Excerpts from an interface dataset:
------------------------

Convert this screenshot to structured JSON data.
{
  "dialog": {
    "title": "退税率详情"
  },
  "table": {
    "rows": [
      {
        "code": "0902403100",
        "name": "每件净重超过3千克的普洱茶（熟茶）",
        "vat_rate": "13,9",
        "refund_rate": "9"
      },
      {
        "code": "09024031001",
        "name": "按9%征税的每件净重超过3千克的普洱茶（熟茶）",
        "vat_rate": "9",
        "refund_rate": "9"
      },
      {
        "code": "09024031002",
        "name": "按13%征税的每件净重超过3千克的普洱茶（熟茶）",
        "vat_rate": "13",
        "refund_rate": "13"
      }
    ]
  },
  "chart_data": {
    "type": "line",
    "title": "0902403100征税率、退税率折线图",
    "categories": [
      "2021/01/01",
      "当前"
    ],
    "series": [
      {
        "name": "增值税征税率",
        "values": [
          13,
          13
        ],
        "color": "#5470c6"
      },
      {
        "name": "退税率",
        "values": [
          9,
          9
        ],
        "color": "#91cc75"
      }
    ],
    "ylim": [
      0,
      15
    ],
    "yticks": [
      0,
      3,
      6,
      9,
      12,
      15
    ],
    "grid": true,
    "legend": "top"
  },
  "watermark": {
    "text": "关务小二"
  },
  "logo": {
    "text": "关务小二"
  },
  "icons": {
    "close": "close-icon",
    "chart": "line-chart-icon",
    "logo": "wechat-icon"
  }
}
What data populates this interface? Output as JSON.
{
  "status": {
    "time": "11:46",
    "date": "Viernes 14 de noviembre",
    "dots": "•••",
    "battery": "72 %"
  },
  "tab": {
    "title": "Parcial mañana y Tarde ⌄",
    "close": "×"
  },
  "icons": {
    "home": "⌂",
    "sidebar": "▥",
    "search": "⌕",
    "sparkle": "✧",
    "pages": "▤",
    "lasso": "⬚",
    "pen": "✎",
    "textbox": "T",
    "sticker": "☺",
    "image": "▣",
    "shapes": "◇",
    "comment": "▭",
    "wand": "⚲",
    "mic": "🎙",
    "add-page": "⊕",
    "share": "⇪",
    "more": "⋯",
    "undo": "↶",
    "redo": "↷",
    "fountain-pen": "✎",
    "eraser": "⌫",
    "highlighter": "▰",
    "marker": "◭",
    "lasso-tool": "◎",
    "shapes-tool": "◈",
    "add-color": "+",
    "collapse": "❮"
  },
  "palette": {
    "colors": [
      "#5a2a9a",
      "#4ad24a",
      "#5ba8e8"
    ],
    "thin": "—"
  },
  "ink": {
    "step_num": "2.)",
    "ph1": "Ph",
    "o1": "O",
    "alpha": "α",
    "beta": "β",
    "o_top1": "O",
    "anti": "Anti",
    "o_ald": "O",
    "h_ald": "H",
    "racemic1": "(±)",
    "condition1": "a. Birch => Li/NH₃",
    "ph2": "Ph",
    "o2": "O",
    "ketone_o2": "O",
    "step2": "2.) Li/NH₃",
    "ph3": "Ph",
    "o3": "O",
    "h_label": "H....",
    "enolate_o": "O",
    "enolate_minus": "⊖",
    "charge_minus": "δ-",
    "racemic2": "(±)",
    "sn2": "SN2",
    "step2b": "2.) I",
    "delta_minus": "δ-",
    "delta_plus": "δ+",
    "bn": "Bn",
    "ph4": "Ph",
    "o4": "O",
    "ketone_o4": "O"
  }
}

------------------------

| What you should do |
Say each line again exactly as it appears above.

| Task output |
Convert this screenshot to structured JSON data.
{
  "dialog": {
    "title": "退税率详情"
  },
  "table": {
    "rows": [
      {
        "code": "0902403100",
        "name": "每件净重超过3千克的普洱茶（熟茶）",
        "vat_rate": "13,9",
        "refund_rate": "9"
      },
      {
        "code": "09024031001",
        "name": "按9%征税的每件净重超过3千克的普洱茶（熟茶）",
        "vat_rate": "9",
        "refund_rate": "9"
      },
      {
        "code": "09024031002",
        "name": "按13%征税的每件净重超过3千克的普洱茶（熟茶）",
        "vat_rate": "13",
        "refund_rate": "13"
      }
    ]
  },
  "chart_data": {
    "type": "line",
    "title": "0902403100征税率、退税率折线图",
    "categories": [
      "2021/01/01",
      "当前"
    ],
    "series": [
      {
        "name": "增值税征税率",
        "values": [
          13,
          13
        ],
        "color": "#5470c6"
      },
      {
        "name": "退税率",
        "values": [
          9,
          9
        ],
        "color": "#91cc75"
      }
    ],
    "ylim": [
      0,
      15
    ],
    "yticks": [
      0,
      3,
      6,
      9,
      12,
      15
    ],
    "grid": true,
    "legend": "top"
  },
  "watermark": {
    "text": "关务小二"
  },
  "logo": {
    "text": "关务小二"
  },
  "icons": {
    "close": "close-icon",
    "chart": "line-chart-icon",
    "logo": "wechat-icon"
  }
}
What data populates this interface? Output as JSON.
{
  "status": {
    "time": "11:46",
    "date": "Viernes 14 de noviembre",
    "dots": "•••",
    "battery": "72 %"
  },
  "tab": {
    "title": "Parcial mañana y Tarde ⌄",
    "close": "×"
  },
  "icons": {
    "home": "⌂",
    "sidebar": "▥",
    "search": "⌕",
    "sparkle": "✧",
    "pages": "▤",
    "lasso": "⬚",
    "pen": "✎",
    "textbox": "T",
    "sticker": "☺",
    "image": "▣",
    "shapes": "◇",
    "comment": "▭",
    "wand": "⚲",
    "mic": "🎙",
    "add-page": "⊕",
    "share": "⇪",
    "more": "⋯",
    "undo": "↶",
    "redo": "↷",
    "fountain-pen": "✎",
    "eraser": "⌫",
    "highlighter": "▰",
    "marker": "◭",
    "lasso-tool": "◎",
    "shapes-tool": "◈",
    "add-color": "+",
    "collapse": "❮"
  },
  "palette": {
    "colors": [
      "#5a2a9a",
      "#4ad24a",
      "#5ba8e8"
    ],
    "thin": "—"
  },
  "ink": {
    "step_num": "2.)",
    "ph1": "Ph",
    "o1": "O",
    "alpha": "α",
    "beta": "β",
    "o_top1": "O",
    "anti": "Anti",
    "o_ald": "O",
    "h_ald": "H",
    "racemic1": "(±)",
    "condition1": "a. Birch => Li/NH₃",
    "ph2": "Ph",
    "o2": "O",
    "ketone_o2": "O",
    "step2": "2.) Li/NH₃",
    "ph3": "Ph",
    "o3": "O",
    "h_label": "H....",
    "enolate_o": "O",
    "enolate_minus": "⊖",
    "charge_minus": "δ-",
    "racemic2": "(±)",
    "sn2": "SN2",
    "step2b": "2.) I",
    "delta_minus": "δ-",
    "delta_plus": "δ+",
    "bn": "Bn",
    "ph4": "Ph",
    "o4": "O",
    "ketone_o4": "O"
  }
}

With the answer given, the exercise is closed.